__Work to be completed__.
Reproduce the full listing exactly.

Segment Start: Supplied data

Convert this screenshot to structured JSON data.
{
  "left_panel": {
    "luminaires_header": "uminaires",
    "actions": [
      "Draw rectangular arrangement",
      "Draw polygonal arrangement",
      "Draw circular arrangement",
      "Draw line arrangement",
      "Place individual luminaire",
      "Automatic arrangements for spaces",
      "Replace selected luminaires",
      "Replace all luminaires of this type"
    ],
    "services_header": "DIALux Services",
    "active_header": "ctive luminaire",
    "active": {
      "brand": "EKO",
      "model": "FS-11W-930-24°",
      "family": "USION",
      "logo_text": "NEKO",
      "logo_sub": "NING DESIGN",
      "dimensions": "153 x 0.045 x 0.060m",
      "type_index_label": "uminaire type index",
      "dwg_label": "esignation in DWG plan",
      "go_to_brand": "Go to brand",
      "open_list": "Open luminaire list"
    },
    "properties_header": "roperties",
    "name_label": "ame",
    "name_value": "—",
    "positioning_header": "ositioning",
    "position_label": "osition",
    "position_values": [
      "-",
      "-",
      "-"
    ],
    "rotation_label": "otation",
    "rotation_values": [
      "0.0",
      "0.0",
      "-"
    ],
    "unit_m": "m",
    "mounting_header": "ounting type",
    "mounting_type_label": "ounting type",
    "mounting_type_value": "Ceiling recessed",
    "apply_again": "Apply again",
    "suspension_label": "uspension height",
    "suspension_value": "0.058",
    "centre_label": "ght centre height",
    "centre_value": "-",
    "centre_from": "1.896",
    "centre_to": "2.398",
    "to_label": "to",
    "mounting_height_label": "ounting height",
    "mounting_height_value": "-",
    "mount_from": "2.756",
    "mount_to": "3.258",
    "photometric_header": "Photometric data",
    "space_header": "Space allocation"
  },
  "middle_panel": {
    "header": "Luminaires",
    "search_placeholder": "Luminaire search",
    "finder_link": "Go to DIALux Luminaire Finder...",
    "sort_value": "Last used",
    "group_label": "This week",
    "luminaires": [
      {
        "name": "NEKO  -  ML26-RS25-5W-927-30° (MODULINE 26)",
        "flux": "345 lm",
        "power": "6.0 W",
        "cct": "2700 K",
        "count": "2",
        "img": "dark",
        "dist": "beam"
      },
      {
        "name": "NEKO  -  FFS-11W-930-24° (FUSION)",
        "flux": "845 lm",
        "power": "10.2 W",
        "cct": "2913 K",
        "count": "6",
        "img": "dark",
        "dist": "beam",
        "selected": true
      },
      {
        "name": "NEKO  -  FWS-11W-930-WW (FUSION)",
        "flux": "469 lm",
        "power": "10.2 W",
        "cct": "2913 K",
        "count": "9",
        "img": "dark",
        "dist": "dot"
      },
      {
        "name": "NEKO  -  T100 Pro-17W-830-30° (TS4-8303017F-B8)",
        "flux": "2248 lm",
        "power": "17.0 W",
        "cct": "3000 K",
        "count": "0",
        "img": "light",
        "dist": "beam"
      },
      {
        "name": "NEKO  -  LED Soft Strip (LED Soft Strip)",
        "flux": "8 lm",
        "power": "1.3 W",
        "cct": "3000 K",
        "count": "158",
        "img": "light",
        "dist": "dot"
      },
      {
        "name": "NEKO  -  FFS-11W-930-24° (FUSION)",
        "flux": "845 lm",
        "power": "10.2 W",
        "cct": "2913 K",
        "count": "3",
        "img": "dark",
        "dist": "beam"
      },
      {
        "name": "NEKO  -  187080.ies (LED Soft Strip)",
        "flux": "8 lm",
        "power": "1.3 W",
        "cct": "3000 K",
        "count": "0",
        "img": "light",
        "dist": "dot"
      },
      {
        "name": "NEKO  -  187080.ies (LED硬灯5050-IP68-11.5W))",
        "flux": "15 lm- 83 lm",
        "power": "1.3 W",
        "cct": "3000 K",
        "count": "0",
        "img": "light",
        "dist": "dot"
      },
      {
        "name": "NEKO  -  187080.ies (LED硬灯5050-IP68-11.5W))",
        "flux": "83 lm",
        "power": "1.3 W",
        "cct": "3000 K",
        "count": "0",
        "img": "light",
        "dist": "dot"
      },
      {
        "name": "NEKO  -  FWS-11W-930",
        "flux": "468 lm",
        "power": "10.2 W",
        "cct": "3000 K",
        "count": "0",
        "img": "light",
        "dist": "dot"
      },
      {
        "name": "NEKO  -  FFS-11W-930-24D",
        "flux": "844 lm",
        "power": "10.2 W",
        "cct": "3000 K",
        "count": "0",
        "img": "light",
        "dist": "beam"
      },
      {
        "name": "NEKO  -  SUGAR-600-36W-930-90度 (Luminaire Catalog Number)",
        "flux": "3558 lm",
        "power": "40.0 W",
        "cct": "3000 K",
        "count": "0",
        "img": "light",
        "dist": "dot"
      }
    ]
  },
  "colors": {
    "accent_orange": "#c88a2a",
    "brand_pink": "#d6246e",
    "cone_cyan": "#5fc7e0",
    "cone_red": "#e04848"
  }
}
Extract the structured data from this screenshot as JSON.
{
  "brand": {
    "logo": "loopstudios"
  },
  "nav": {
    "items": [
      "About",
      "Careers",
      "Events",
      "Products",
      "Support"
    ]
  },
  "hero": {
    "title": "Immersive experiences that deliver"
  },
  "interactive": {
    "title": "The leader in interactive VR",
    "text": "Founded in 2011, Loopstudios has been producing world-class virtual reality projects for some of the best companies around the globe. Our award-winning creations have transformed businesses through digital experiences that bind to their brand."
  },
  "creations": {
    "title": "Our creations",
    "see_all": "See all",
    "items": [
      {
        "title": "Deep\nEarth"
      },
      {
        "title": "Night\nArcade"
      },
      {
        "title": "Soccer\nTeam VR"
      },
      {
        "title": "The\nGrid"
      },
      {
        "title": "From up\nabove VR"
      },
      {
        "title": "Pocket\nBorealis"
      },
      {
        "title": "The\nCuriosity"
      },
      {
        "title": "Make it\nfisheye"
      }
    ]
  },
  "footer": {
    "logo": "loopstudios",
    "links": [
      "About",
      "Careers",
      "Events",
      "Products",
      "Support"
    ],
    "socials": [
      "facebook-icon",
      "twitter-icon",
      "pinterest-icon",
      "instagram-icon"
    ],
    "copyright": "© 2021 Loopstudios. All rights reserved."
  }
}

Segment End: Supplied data

__Expected answer__.
Convert this screenshot to structured JSON data.
{
  "left_panel": {
    "luminaires_header": "uminaires",
    "actions": [
      "Draw rectangular arrangement",
      "Draw polygonal arrangement",
      "Draw circular arrangement",
      "Draw line arrangement",
      "Place individual luminaire",
      "Automatic arrangements for spaces",
      "Replace selected luminaires",
      "Replace all luminaires of this type"
    ],
    "services_header": "DIALux Services",
    "active_header": "ctive luminaire",
    "active": {
      "brand": "EKO",
      "model": "FS-11W-930-24°",
      "family": "USION",
      "logo_text": "NEKO",
      "logo_sub": "NING DESIGN",
      "dimensions": "153 x 0.045 x 0.060m",
      "type_index_label": "uminaire type index",
      "dwg_label": "esignation in DWG plan",
      "go_to_brand": "Go to brand",
      "open_list": "Open luminaire list"
    },
    "properties_header": "roperties",
    "name_label": "ame",
    "name_value": "—",
    "positioning_header": "ositioning",
    "position_label": "osition",
    "position_values": [
      "-",
      "-",
      "-"
    ],
    "rotation_label": "otation",
    "rotation_values": [
      "0.0",
      "0.0",
      "-"
    ],
    "unit_m": "m",
    "mounting_header": "ounting type",
    "mounting_type_label": "ounting type",
    "mounting_type_value": "Ceiling recessed",
    "apply_again": "Apply again",
    "suspension_label": "uspension height",
    "suspension_value": "0.058",
    "centre_label": "ght centre height",
    "centre_value": "-",
    "centre_from": "1.896",
    "centre_to": "2.398",
    "to_label": "to",
    "mounting_height_label": "ounting height",
    "mounting_height_value": "-",
    "mount_from": "2.756",
    "mount_to": "3.258",
    "photometric_header": "Photometric data",
    "space_header": "Space allocation"
  },
  "middle_panel": {
    "header": "Luminaires",
    "search_placeholder": "Luminaire search",
    "finder_link": "Go to DIALux Luminaire Finder...",
    "sort_value": "Last used",
    "group_label": "This week",
    "luminaires": [
      {
        "name": "NEKO  -  ML26-RS25-5W-927-30° (MODULINE 26)",
        "flux": "345 lm",
        "power": "6.0 W",
        "cct": "2700 K",
        "count": "2",
        "img": "dark",
        "dist": "beam"
      },
      {
        "name": "NEKO  -  FFS-11W-930-24° (FUSION)",
        "flux": "845 lm",
        "power": "10.2 W",
        "cct": "2913 K",
        "count": "6",
        "img": "dark",
        "dist": "beam",
        "selected": true
      },
      {
        "name": "NEKO  -  FWS-11W-930-WW (FUSION)",
        "flux": "469 lm",
        "power": "10.2 W",
        "cct": "2913 K",
        "count": "9",
        "img": "dark",
        "dist": "dot"
      },
      {
        "name": "NEKO  -  T100 Pro-17W-830-30° (TS4-8303017F-B8)",
        "flux": "2248 lm",
        "power": "17.0 W",
        "cct": "3000 K",
        "count": "0",
        "img": "light",
        "dist": "beam"
      },
      {
        "name": "NEKO  -  LED Soft Strip (LED Soft Strip)",
        "flux": "8 lm",
        "power": "1.3 W",
        "cct": "3000 K",
        "count": "158",
        "img": "light",
        "dist": "dot"
      },
      {
        "name": "NEKO  -  FFS-11W-930-24° (FUSION)",
        "flux": "845 lm",
        "power": "10.2 W",
        "cct": "2913 K",
        "count": "3",
        "img": "dark",
        "dist": "beam"
      },
      {
        "name": "NEKO  -  187080.ies (LED Soft Strip)",
        "flux": "8 lm",
        "power": "1.3 W",
        "cct": "3000 K",
        "count": "0",
        "img": "light",
        "dist": "dot"
      },
      {
        "name": "NEKO  -  187080.ies (LED硬灯5050-IP68-11.5W))",
        "flux": "15 lm- 83 lm",
        "power": "1.3 W",
        "cct": "3000 K",
        "count": "0",
        "img": "light",
        "dist": "dot"
      },
      {
        "name": "NEKO  -  187080.ies (LED硬灯5050-IP68-11.5W))",
        "flux": "83 lm",
        "power": "1.3 W",
        "cct": "3000 K",
        "count": "0",
        "img": "light",
        "dist": "dot"
      },
      {
        "name": "NEKO  -  FWS-11W-930",
        "flux": "468 lm",
        "power": "10.2 W",
        "cct": "3000 K",
        "count": "0",
        "img": "light",
        "dist": "dot"
      },
      {
        "name": "NEKO  -  FFS-11W-930-24D",
        "flux": "844 lm",
        "power": "10.2 W",
        "cct": "3000 K",
        "count": "0",
        "img": "light",
        "dist": "beam"
      },
      {
        "name": "NEKO  -  SUGAR-600-36W-930-90度 (Luminaire Catalog Number)",
        "flux": "3558 lm",
        "power": "40.0 W",
        "cct": "3000 K",
        "count": "0",
        "img": "light",
        "dist": "dot"
      }
    ]
  },
  "colors": {
    "accent_orange": "#c88a2a",
    "brand_pink": "#d6246e",
    "cone_cyan": "#5fc7e0",
    "cone_red": "#e04848"
  }
}
Extract the structured data from this screenshot as JSON.
{
  "brand": {
    "logo": "loopstudios"
  },
  "nav": {
    "items": [
      "About",
      "Careers",
      "Events",
      "Products",
      "Support"
    ]
  },
  "hero": {
    "title": "Immersive experiences that deliver"
  },
  "interactive": {
    "title": "The leader in interactive VR",
    "text": "Founded in 2011, Loopstudios has been producing world-class virtual reality projects for some of the best companies around the globe. Our award-winning creations have transformed businesses through digital experiences that bind to their brand."
  },
  "creations": {
    "title": "Our creations",
    "see_all": "See all",
    "items": [
      {
        "title": "Deep\nEarth"
      },
      {
        "title": "Night\nArcade"
      },
      {
        "title": "Soccer\nTeam VR"
      },
      {
        "title": "The\nGrid"
      },
      {
        "title": "From up\nabove VR"
      },
      {
        "title": "Pocket\nBorealis"
      },
      {
        "title": "The\nCuriosity"
      },
      {
        "title": "Make it\nfisheye"
      }
    ]
  },
  "footer": {
    "logo": "loopstudios",
    "links": [
      "About",
      "Careers",
      "Events",
      "Products",
      "Support"
    ],
    "socials": [
      "facebook-icon",
      "twitter-icon",
      "pinterest-icon",
      "instagram-icon"
    ],
    "copyright": "© 2021 Loopstudios. All rights reserved."
  }
}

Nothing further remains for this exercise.